We frequently discuss how to talk to friends/acquaintances/family who are not [abortion workers] about being an [abortion worker]. … Though I’ve been doing this work a long time, I find I go through stages. Sometimes it’s easier to discuss abortion and other times, it just isn’t easy at all. Probably some of it depends on how much is going on at work (if it’s stressful or we’re having a lot of protesters, I tend not to want to discuss work outside work as much. Especially with people who just won’t get it anyway).

Abortion work is not only isolating, it is emotionally draining. Another nurse in Abortion: The Whole Story talks about how she struggles with feelings of guilt:

Nobody likes doing abortions. The later abortions can be especially distressing. I was brought up as a Christian, and of course it’s upsetting to me. But in medicine you learn to do what is necessary in the best way, and Mr. Paintin [the abortionist] is wonderful and has explained to us that we are doing the best in difficult circumstances. (2)

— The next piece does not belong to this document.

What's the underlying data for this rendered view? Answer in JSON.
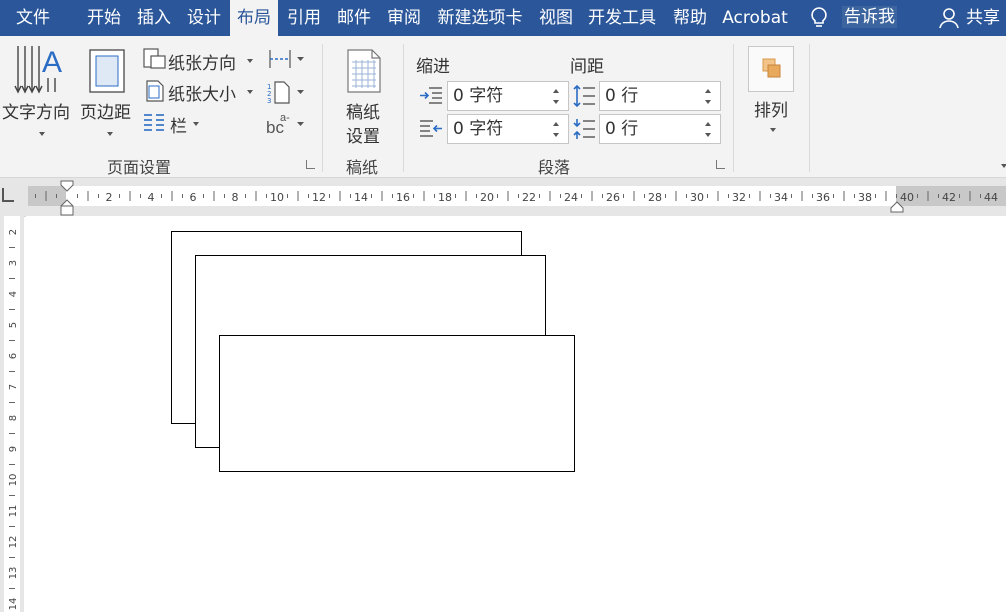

The two quotes from Kenny are from people in two different abortion facilities. In the first facility, abortions are done by induction – the mother goes through induced labor and the baby is born stillborn. In the second, the baby is dismembered. I wrote about this facility and the way abortions were done by D&E:


In both cases, abortionists have to justify abortion work to employees who feel uneasy about what they are doing. The graphic nature of abortion, especially late-term abortion, takes an emotional toll on abortion workers and sometimes causes them to question their principles.

One abortion worker’s dream illustrates the kind of emotional struggle some abortion workers go through:

Another writer told of a nurse who dreamed that she “was stuffing a baby into the mouth of [an antique] vase. The baby was looking at her with a pleading expression. Around the vase was a white ring. She interpreted this as representing the other nurses looking upon her act with condemnation.

He drew the conclusion that her dream “shows that unconsciously the act of abotion was experienced as an act of murder.” It should be noted that this nurse was strongly committed intellectually to the new abortion law. Her reaction was typical. Regardless of one’s religious or philosophic orientation, the unconscious view of abortion remains the same. This was the most significant thing that was learned as a result of these sessions.

Abortion work is socially isolating and emotionally draining. Between the stigma attached to abortion and the gruesomeness of abortion procedures, abortion workers must harden themselves and struggle with their consciences.

  1. Mary Kenny Abortion: The Whole Story (London: Quartet Books, 1986) 166
  2. Mary Kenny Abortion 154

LifeNews Note: This article is reprinted with permission. The original appeared here at Live Action News.